21 Mar Under the tree (Iceland)
SUNDAY 17 November 10.00 am
TUESDAY 19 November 8.15 pm
RUNNING TIME 89 minutes
A contentious tree casts a long shadow in a neighbour’s garden and ignites a long -simmering feud between two couples in suburban Reykjavik.
REVIEW BY GEOFFREY MACNAB
Under the Tree is a macabre and darkly funny slice of Icelandic noir – a bit like Fargo done Reykjavik-style. It starts off as a drama about husbands, wives and bickering neighbours, and then veers off in entirely unexpected directions. Pornographic videos, stuffed dogs, missing cats, hidden spy cameras, unacknowledged suicide and a long-running feud over a big tree in a front yard all drive the plot. The low-key beginnings belie an ending full of primitive violence. Pathos, humour and bloodshed are all intertwined.
Steinþór Hróar Steinþórsson plays Atli, the young husband discovered by his wife watching what appears to be a porn video featuring himself and another woman. He is quickly kicked out of the house and goes back to live with his parents. This first part of the film is reminiscent of low budget Dogme movie like Mifune or Festen. We feel a mix of pity and disdain for Atli, who seems very hapless and needy. In a hangdog fashion, he tries to persuade his wife to take him back – or at least to allow him to spend more time with their very young daughter. She is having none of it.
Atli has a brother who is no longer around. His neurotic and very sharp-tongued mother Inca (Edda Björgvinsdóttir) can’t get over his disappearance. His father, Baldvin (Sigurður Sigurjónsson), is more interested in protecting the tree than in the problems of his family.
The next door neighbour, Konrad (Þorsteinn Bachmann), has recently divorced and remarried. His much younger second wife, Eybjorg (Selma Björnsdóttir), likes to sunbathe – but the tree casts a big shadow over their porch. She and her husband are trying, and failing, to start a family. She may be struggling to get pregnant but she and Konrad are utterly devoted to their dog.
Slowly, the sub-plot about Atli’s parents and their next door neighbours begins to take over the movie. Amid the humour and the bad blood, Under the Tree is very perceptive about family relationships – about bad faith between generations and between husbands and wives, as well as over the garden fence.
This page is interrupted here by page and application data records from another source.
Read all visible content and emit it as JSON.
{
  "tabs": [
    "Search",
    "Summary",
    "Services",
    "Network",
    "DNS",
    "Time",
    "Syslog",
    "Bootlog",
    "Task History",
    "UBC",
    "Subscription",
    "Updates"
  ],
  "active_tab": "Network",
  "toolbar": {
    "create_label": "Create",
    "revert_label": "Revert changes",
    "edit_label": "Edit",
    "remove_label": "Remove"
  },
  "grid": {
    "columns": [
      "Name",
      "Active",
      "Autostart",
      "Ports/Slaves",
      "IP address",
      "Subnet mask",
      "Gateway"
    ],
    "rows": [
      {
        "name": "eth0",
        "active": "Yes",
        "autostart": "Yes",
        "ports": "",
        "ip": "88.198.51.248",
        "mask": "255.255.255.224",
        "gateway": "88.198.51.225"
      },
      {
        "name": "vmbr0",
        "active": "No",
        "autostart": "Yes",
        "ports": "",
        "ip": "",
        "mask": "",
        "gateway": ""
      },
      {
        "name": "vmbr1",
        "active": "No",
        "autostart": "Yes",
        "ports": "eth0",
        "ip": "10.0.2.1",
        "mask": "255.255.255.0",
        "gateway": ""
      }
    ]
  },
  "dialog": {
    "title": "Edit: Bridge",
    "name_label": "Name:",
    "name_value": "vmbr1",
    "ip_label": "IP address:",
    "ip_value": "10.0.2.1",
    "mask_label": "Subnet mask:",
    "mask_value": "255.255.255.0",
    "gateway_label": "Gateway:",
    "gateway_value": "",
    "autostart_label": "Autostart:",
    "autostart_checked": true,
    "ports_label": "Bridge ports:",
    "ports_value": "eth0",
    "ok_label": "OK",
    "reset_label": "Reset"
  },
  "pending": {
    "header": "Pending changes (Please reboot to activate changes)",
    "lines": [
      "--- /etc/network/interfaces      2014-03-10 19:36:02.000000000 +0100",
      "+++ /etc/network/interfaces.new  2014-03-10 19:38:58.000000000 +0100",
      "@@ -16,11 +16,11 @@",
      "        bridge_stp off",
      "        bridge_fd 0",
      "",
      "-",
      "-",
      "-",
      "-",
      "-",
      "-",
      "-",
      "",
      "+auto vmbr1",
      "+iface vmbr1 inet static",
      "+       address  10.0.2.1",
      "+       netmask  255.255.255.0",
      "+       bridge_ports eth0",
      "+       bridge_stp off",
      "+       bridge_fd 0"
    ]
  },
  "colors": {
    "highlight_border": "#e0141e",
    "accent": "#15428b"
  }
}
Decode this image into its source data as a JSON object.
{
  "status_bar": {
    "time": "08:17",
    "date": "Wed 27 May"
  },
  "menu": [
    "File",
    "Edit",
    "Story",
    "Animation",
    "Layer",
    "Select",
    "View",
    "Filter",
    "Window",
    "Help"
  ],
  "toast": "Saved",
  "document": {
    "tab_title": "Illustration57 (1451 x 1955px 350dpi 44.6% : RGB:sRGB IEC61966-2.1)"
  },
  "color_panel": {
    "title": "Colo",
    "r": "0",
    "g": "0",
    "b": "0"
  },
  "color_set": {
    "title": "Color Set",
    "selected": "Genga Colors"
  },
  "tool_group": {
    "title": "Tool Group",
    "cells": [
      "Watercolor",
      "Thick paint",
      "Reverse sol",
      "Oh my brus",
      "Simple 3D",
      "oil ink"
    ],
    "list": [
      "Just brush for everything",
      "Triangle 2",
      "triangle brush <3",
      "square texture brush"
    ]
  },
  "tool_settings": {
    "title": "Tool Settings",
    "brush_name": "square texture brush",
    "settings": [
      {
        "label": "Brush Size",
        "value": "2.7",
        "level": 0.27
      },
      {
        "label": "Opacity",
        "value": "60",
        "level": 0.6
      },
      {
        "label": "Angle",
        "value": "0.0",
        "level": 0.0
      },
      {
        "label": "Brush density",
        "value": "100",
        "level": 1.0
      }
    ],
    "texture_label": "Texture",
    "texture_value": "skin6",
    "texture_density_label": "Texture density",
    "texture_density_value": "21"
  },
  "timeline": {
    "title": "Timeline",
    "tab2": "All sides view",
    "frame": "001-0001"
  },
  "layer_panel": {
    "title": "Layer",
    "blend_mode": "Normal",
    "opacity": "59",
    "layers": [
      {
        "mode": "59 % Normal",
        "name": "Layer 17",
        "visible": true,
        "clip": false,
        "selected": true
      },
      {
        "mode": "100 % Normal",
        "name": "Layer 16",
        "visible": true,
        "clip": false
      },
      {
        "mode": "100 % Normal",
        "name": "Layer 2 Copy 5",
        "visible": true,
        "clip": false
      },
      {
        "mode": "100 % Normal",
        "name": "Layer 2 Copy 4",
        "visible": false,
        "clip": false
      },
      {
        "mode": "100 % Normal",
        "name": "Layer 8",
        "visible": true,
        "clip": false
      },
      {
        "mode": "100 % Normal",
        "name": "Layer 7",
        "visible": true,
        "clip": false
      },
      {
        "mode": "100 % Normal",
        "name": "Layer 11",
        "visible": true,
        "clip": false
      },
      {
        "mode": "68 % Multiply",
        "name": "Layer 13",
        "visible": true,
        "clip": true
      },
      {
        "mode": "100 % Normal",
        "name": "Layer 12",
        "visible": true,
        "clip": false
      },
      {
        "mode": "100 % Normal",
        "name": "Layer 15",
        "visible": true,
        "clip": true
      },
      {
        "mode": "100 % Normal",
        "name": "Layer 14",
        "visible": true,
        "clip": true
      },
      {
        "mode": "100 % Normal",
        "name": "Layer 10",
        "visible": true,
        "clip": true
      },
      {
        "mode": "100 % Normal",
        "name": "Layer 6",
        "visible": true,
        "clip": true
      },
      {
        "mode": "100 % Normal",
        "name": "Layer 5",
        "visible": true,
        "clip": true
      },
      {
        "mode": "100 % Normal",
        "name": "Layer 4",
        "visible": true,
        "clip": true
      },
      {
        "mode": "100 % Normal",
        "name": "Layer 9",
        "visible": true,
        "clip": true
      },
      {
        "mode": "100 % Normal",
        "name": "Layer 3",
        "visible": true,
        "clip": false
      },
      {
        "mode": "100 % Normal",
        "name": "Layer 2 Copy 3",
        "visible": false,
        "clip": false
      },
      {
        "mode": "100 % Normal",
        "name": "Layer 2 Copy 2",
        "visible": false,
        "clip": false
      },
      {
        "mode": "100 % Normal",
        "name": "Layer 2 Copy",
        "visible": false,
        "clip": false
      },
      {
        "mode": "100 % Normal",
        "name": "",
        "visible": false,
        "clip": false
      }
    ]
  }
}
The filmmakers continually startle us both with the bleakness of their world view and with their willingness to undercut even the grimmest scenes with an incongruously comic twist. The most banal-seeming moments are often the most poignant.
Director Sigurdsson and his regular writing partner Huldar Breidfjörd made their mark internationally with Either Way (2011), a similarly dry comedy about two road workers painting the tarmac in the remotest part of Iceland while trying to make sense of their lives. Under the Tree has a scope that the earlier film lacked. It shows that you can spin a yarn of extraordinary complexity, tenderness and ironic cruelty from the simplest materials.
Source: https://www.independent.co.uk/arts-entertainment/films/reviews/under-the-tree-review-cast-trailer-release-date-icelandic-scandi-noi-a8484036.html, edited extracts, accessed 20/3/2019.